↓↓↓

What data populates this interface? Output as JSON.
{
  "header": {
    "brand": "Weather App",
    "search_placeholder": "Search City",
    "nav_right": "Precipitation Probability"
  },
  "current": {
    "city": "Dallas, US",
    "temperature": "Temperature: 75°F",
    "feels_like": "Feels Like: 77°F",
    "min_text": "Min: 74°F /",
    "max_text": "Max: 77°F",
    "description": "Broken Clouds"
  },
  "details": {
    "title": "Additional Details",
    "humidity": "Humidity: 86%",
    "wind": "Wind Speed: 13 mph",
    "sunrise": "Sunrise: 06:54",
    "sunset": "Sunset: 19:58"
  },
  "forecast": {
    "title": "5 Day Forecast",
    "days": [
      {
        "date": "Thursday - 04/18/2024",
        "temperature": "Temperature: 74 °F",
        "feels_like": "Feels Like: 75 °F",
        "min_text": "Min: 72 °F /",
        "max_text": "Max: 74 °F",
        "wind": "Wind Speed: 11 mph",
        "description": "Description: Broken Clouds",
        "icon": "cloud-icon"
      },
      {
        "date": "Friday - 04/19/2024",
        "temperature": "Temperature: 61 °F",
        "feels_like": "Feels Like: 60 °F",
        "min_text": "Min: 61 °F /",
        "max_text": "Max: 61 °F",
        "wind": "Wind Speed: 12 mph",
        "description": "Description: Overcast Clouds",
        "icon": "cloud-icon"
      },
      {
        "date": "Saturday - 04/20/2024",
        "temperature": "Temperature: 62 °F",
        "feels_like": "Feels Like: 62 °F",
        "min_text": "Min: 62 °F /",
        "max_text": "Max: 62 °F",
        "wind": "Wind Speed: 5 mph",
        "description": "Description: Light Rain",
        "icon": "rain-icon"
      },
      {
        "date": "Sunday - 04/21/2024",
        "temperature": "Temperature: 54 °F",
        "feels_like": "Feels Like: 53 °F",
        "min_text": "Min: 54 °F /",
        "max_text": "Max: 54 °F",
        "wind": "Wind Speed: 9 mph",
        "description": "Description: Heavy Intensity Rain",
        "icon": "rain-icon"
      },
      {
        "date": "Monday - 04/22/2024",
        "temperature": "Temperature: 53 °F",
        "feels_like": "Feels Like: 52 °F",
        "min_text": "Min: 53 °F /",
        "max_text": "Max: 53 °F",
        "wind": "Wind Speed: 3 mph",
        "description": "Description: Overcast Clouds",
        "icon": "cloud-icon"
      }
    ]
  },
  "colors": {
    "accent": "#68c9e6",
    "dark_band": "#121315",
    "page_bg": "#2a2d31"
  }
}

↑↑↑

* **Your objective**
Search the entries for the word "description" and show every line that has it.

* **Solution to the problem**
    "description": "Broken Clouds"
        "description": "Description: Broken Clouds",
        "description": "Description: Overcast Clouds",
        "description": "Description: Light Rain",
        "description": "Description: Heavy Intensity Rain",
        "description": "Description: Overcast Clouds",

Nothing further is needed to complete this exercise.